Last year Tennessee provided its first CCSS based prompt. Students compared two pieces of nonfiction text. My preparation was minimal as that was the kind of writing they had done most of the year. They did quite well for a first attempt at this kind of writing assessment.

This year the assessment will be more rigorous. Students will have to write two essays. The first will be an analytical summary of a text and then some type of expository or argument prompt that analyzes the first text with a second text. Preparing students for a two-hour assessment is something to ponder.

Although, my students have been composing text-dependent writings all year I believe they needs some instruction on how to be successful on this assessment. Based on some suggestions from a fellow teacher who also happens to be my daughter, I am going to begin with these activities.

a. I have divided the rubric for the assessment into its sixteen parts.

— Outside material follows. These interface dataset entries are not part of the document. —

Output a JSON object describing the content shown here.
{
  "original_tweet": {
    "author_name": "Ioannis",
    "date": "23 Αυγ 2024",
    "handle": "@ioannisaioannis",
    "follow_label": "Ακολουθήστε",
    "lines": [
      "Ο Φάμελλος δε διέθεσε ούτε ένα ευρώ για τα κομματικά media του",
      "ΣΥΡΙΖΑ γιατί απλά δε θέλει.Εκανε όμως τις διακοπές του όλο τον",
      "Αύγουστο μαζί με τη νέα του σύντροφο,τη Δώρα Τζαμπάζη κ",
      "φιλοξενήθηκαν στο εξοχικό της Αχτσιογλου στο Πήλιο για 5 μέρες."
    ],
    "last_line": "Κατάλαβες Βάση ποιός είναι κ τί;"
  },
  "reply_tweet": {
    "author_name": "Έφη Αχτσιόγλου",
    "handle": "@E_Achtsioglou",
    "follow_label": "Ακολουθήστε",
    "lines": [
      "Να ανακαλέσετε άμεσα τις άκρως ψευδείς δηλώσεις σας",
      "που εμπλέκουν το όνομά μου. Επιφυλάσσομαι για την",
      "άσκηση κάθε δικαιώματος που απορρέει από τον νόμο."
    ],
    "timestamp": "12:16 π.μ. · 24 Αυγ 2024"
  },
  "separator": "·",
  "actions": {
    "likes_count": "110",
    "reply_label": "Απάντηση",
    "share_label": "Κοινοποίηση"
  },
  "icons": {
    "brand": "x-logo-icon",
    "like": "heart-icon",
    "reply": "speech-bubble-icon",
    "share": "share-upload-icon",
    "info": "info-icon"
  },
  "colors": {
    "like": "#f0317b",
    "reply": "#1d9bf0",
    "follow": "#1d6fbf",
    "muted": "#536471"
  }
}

Students will be given one part and asked to find the three other sections that match their category and share out their observations.

b. Students will conduct a close reading of the language of the rubric, annotate unfamiliar words, locate the definitions of those words, and then paraphrase so that they understand better what is expected of them.

c. Students will conduct a close reading of a sample prompt and directions for writing an analytical summary, annotating for key ideas. I will ask several text-dependent questions so assess understanding.

What is the difference between a summary and an analytical summary?

What are central ideas?

What practices will prevent an adequate score?

What is the best way to cite the text?

d. Students will assess an exemplar of an analytical summary using the TCAP Writing rubric.

e. Students will write an analytical summary on how to write an analytical summary.


Of course these are just plans. I look forward to how it plays out.